1) Here's a political party that could make me drop the Democrats in a heartbeat...unless Sheryl Crow personally convinces me to stay.
2) Attention DC residents! That rumbling you felt this morning was the Teabaggers suddenly realizing they are irrelevant.
3) It was a good week for the President. Perhaps his best since the spring. Two problems he didn't create and somehow was being blamed for are getting make-overs. There is hope they are both fixes, as well, and not just bandaids.
4) US satellite? Russian spy plane? Aliens looking for moo shu pork?
5) In case you've missed it, Lance Armstrong's attempt to recapture his Tour De France glory has all but ended except for the formalities. Irony number one: he placed third last year while racing in less than optimum conditioning. This year, he was in far better shape and was challenging early on for the yellow jersey. He was undone by a series of crashes on one stage that left him unable to answer the call when his rivals decided to weed the contender field. Irony number two: he may finally be forced to testify in front of Congress about doping in cycling.

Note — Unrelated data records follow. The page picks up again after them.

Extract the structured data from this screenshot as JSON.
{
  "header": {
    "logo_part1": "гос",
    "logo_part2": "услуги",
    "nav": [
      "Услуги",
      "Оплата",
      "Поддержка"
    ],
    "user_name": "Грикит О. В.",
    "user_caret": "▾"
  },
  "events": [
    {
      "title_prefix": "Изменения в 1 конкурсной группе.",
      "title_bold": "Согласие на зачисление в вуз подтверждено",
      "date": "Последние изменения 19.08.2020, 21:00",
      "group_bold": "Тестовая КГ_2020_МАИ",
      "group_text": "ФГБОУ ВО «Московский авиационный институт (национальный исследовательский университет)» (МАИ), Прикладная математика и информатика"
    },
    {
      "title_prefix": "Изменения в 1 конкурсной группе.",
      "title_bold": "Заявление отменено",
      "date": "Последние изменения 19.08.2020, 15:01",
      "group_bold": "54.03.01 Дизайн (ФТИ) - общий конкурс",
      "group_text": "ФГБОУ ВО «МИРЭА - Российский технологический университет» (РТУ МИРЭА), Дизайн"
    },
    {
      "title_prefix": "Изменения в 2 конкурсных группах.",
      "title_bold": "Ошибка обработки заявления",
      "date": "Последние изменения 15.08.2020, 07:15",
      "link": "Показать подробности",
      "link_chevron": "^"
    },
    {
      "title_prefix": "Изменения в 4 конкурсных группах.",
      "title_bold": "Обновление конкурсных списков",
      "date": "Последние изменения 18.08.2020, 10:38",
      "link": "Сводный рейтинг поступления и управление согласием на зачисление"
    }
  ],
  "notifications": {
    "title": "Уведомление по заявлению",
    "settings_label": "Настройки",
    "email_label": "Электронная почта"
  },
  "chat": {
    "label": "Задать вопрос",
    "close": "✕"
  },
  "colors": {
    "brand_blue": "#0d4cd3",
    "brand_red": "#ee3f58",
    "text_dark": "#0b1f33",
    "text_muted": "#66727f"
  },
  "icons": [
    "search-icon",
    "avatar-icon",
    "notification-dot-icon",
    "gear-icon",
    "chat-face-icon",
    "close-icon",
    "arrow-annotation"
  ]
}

Congress? BIKING? Since when do Americans give a damn about cycling? This leads me to irony number three: Because the accusations stem from the short-lived tenure of the US Postal Service team, apparently it falls to Congress to look into it...if they want to be a pain in the ass. I don't support Lance's politics (he's more conservative than I), but to investigate a now nearly twenty year old incident because a few people have made accusations seems pretty silly to me. There's plenty of circumstantial evidence to indicate that the team was doping (three other members of that team tested positive after the team disbanded and they joined other, less well-funded teams who might not have been able to cover their tracks as effectively, as an example) but if the sport itself sees no reason to revisit the issue, then perhaps a Congressional investigation is a waste of energy.
6) This is a fascinating story. We tend to forget that people have been industrious long before the age of computers. Early New Yorkers added as much as half a mile of width to the island of Manhattan long before there was asphalt and tar and skyscrapers, and it astounds me that two thousand foot high buildings (and now one 1,776 foot high one) were built on yesterday's garbage.

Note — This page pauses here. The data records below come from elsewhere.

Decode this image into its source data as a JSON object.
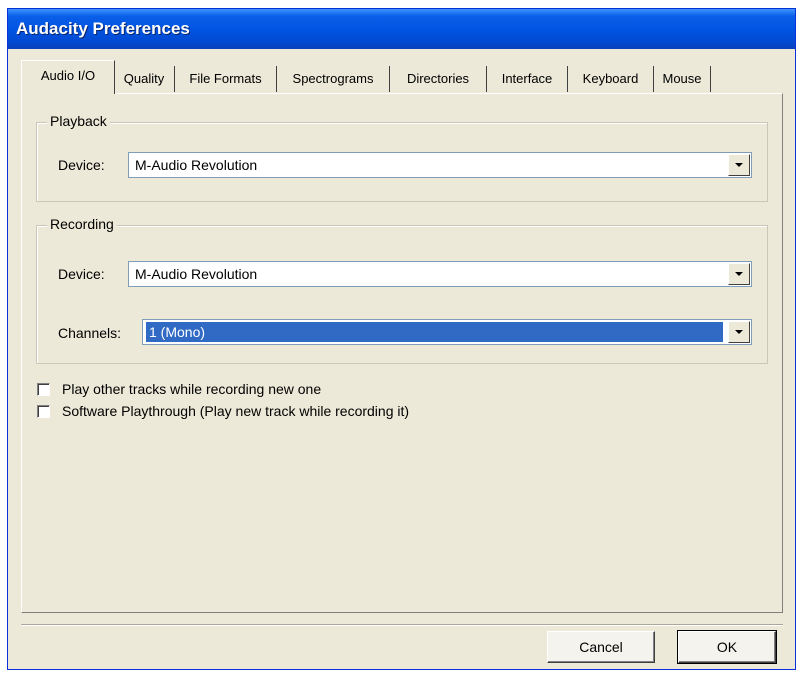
{
  "window": {
    "title": "Audacity Preferences"
  },
  "tabs": [
    {
      "label": "Audio I/O",
      "active": true
    },
    {
      "label": "Quality"
    },
    {
      "label": "File Formats"
    },
    {
      "label": "Spectrograms"
    },
    {
      "label": "Directories"
    },
    {
      "label": "Interface"
    },
    {
      "label": "Keyboard"
    },
    {
      "label": "Mouse"
    }
  ],
  "playback": {
    "group_label": "Playback",
    "device_label": "Device:",
    "device_value": "M-Audio Revolution"
  },
  "recording": {
    "group_label": "Recording",
    "device_label": "Device:",
    "device_value": "M-Audio Revolution",
    "channels_label": "Channels:",
    "channels_value": "1 (Mono)"
  },
  "options": [
    {
      "label": "Play other tracks while recording new one",
      "checked": false
    },
    {
      "label": "Software Playthrough (Play new track while recording it)",
      "checked": false
    }
  ],
  "buttons": {
    "cancel": "Cancel",
    "ok": "OK"
  },
  "colors": {
    "titlebar": "#0054e3",
    "dialog_bg": "#ece9d8",
    "selection": "#316ac5"
  }
}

7) As if things weren't tough enough for Linda McMahon in Connecticut, her past is coming back to haunt her. She talks about creating jobs, but she's fired more people than most companies have hired.

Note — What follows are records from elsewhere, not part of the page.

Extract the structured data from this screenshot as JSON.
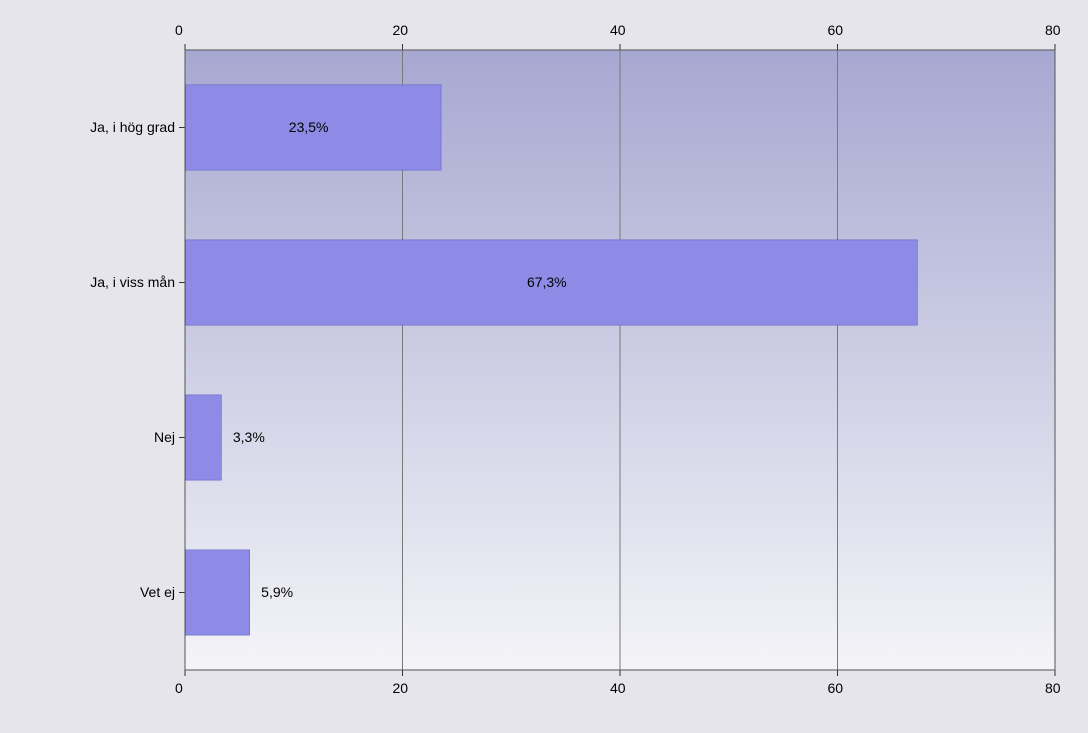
{
  "chart_data": {
    "type": "bar",
    "orientation": "horizontal",
    "categories": [
      "Ja, i hög grad",
      "Ja, i viss mån",
      "Nej",
      "Vet ej"
    ],
    "values": [
      23.5,
      67.3,
      3.3,
      5.9
    ],
    "value_labels": [
      "23,5%",
      "67,3%",
      "3,3%",
      "5,9%"
    ],
    "xlim": [
      0,
      80
    ],
    "x_ticks": [
      0,
      20,
      40,
      60,
      80
    ],
    "x_tick_labels_top": [
      "0",
      "20",
      "40",
      "60",
      "80"
    ],
    "x_tick_labels_bottom": [
      "0",
      "20",
      "40",
      "60",
      "80"
    ],
    "bar_color": "#8d8be6",
    "plot_bg_from": "#a6a8d1",
    "plot_bg_to": "#f4f4f8"
  }
}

8) The electric car gains momentum.
9) Americans will have to grow up a little this fall.